***** The data

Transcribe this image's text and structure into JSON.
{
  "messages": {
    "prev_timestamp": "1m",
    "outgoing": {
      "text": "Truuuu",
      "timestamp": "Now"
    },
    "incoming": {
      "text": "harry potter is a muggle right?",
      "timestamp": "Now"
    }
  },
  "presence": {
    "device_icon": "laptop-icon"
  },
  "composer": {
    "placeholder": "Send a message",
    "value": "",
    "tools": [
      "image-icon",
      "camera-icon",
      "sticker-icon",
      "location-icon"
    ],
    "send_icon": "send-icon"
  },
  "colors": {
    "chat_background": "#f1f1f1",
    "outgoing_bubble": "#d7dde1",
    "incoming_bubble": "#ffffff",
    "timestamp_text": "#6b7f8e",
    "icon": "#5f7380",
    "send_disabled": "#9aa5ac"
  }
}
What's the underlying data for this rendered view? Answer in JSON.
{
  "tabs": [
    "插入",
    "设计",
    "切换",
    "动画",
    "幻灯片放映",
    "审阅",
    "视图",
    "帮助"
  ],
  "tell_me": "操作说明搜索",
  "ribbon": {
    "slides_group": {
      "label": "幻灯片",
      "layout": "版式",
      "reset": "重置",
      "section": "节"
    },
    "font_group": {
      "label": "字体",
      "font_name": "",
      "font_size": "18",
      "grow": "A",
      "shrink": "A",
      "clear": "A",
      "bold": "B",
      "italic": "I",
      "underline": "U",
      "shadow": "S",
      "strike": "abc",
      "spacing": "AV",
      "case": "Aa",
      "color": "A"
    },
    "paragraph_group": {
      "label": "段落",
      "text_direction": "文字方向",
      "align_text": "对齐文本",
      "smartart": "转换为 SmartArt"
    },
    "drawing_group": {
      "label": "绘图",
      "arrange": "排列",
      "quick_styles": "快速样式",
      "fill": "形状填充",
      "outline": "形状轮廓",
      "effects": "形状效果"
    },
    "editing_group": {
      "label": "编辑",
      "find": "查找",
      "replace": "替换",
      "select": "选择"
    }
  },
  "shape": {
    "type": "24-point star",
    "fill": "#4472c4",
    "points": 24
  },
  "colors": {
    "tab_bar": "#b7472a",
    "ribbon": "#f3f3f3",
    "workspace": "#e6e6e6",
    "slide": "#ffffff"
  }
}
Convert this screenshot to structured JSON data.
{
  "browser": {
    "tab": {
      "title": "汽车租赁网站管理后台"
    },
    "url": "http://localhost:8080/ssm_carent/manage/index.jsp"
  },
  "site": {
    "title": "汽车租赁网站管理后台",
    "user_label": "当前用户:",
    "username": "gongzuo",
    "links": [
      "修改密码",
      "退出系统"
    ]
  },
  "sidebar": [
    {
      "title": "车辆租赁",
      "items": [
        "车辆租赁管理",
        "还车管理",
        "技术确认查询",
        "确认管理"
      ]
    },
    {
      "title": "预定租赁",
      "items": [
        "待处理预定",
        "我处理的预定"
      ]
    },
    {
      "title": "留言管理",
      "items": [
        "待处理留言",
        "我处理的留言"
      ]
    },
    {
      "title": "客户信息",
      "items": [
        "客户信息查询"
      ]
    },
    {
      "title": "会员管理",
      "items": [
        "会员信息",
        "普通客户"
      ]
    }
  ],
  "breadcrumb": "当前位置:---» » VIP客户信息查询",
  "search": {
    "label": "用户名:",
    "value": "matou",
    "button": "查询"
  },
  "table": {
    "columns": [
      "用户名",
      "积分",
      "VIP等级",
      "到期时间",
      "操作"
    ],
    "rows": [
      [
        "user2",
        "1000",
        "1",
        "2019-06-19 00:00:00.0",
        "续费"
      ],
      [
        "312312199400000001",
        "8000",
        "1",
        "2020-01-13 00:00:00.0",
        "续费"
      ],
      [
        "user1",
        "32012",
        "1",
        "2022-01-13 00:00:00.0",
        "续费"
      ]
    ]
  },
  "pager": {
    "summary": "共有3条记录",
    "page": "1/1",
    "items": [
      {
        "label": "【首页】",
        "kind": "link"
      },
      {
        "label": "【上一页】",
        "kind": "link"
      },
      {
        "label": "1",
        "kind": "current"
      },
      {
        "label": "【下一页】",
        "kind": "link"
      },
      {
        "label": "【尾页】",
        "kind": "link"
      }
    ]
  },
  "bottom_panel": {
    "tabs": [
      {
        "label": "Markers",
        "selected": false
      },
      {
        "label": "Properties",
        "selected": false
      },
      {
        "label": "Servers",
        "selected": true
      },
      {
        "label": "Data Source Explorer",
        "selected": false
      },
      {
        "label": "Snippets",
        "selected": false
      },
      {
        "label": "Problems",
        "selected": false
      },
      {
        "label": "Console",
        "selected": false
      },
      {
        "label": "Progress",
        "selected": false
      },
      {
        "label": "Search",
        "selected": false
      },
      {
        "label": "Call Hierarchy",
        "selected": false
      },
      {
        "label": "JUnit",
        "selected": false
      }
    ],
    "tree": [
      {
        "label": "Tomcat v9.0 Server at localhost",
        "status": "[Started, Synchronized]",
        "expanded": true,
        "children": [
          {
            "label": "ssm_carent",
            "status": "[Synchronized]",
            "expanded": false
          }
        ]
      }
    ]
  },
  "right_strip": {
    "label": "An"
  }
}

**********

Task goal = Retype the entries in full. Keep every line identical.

Result below =
Transcribe this image's text and structure into JSON.
{
  "messages": {
    "prev_timestamp": "1m",
    "outgoing": {
      "text": "Truuuu",
      "timestamp": "Now"
    },
    "incoming": {
      "text": "harry potter is a muggle right?",
      "timestamp": "Now"
    }
  },
  "presence": {
    "device_icon": "laptop-icon"
  },
  "composer": {
    "placeholder": "Send a message",
    "value": "",
    "tools": [
      "image-icon",
      "camera-icon",
      "sticker-icon",
      "location-icon"
    ],
    "send_icon": "send-icon"
  },
  "colors": {
    "chat_background": "#f1f1f1",
    "outgoing_bubble": "#d7dde1",
    "incoming_bubble": "#ffffff",
    "timestamp_text": "#6b7f8e",
    "icon": "#5f7380",
    "send_disabled": "#9aa5ac"
  }
}
What's the underlying data for this rendered view? Answer in JSON.
{
  "tabs": [
    "插入",
    "设计",
    "切换",
    "动画",
    "幻灯片放映",
    "审阅",
    "视图",
    "帮助"
  ],
  "tell_me": "操作说明搜索",
  "ribbon": {
    "slides_group": {
      "label": "幻灯片",
      "layout": "版式",
      "reset": "重置",
      "section": "节"
    },
    "font_group": {
      "label": "字体",
      "font_name": "",
      "font_size": "18",
      "grow": "A",
      "shrink": "A",
      "clear": "A",
      "bold": "B",
      "italic": "I",
      "underline": "U",
      "shadow": "S",
      "strike": "abc",
      "spacing": "AV",
      "case": "Aa",
      "color": "A"
    },
    "paragraph_group": {
      "label": "段落",
      "text_direction": "文字方向",
      "align_text": "对齐文本",
      "smartart": "转换为 SmartArt"
    },
    "drawing_group": {
      "label": "绘图",
      "arrange": "排列",
      "quick_styles": "快速样式",
      "fill": "形状填充",
      "outline": "形状轮廓",
      "effects": "形状效果"
    },
    "editing_group": {
      "label": "编辑",
      "find": "查找",
      "replace": "替换",
      "select": "选择"
    }
  },
  "shape": {
    "type": "24-point star",
    "fill": "#4472c4",
    "points": 24
  },
  "colors": {
    "tab_bar": "#b7472a",
    "ribbon": "#f3f3f3",
    "workspace": "#e6e6e6",
    "slide": "#ffffff"
  }
}
Convert this screenshot to structured JSON data.
{
  "browser": {
    "tab": {
      "title": "汽车租赁网站管理后台"
    },
    "url": "http://localhost:8080/ssm_carent/manage/index.jsp"
  },
  "site": {
    "title": "汽车租赁网站管理后台",
    "user_label": "当前用户:",
    "username": "gongzuo",
    "links": [
      "修改密码",
      "退出系统"
    ]
  },
  "sidebar": [
    {
      "title": "车辆租赁",
      "items": [
        "车辆租赁管理",
        "还车管理",
        "技术确认查询",
        "确认管理"
      ]
    },
    {
      "title": "预定租赁",
      "items": [
        "待处理预定",
        "我处理的预定"
      ]
    },
    {
      "title": "留言管理",
      "items": [
        "待处理留言",
        "我处理的留言"
      ]
    },
    {
      "title": "客户信息",
      "items": [
        "客户信息查询"
      ]
    },
    {
      "title": "会员管理",
      "items": [
        "会员信息",
        "普通客户"
      ]
    }
  ],
  "breadcrumb": "当前位置:---» » VIP客户信息查询",
  "search": {
    "label": "用户名:",
    "value": "matou",
    "button": "查询"
  },
  "table": {
    "columns": [
      "用户名",
      "积分",
      "VIP等级",
      "到期时间",
      "操作"
    ],
    "rows": [
      [
        "user2",
        "1000",
        "1",
        "2019-06-19 00:00:00.0",
        "续费"
      ],
      [
        "312312199400000001",
        "8000",
        "1",
        "2020-01-13 00:00:00.0",
        "续费"
      ],
      [
        "user1",
        "32012",
        "1",
        "2022-01-13 00:00:00.0",
        "续费"
      ]
    ]
  },
  "pager": {
    "summary": "共有3条记录",
    "page": "1/1",
    "items": [
      {
        "label": "【首页】",
        "kind": "link"
      },
      {
        "label": "【上一页】",
        "kind": "link"
      },
      {
        "label": "1",
        "kind": "current"
      },
      {
        "label": "【下一页】",
        "kind": "link"
      },
      {
        "label": "【尾页】",
        "kind": "link"
      }
    ]
  },
  "bottom_panel": {
    "tabs": [
      {
        "label": "Markers",
        "selected": false
      },
      {
        "label": "Properties",
        "selected": false
      },
      {
        "label": "Servers",
        "selected": true
      },
      {
        "label": "Data Source Explorer",
        "selected": false
      },
      {
        "label": "Snippets",
        "selected": false
      },
      {
        "label": "Problems",
        "selected": false
      },
      {
        "label": "Console",
        "selected": false
      },
      {
        "label": "Progress",
        "selected": false
      },
      {
        "label": "Search",
        "selected": false
      },
      {
        "label": "Call Hierarchy",
        "selected": false
      },
      {
        "label": "JUnit",
        "selected": false
      }
    ],
    "tree": [
      {
        "label": "Tomcat v9.0 Server at localhost",
        "status": "[Started, Synchronized]",
        "expanded": true,
        "children": [
          {
            "label": "ssm_carent",
            "status": "[Synchronized]",
            "expanded": false
          }
        ]
      }
    ]
  },
  "right_strip": {
    "label": "An"
  }
}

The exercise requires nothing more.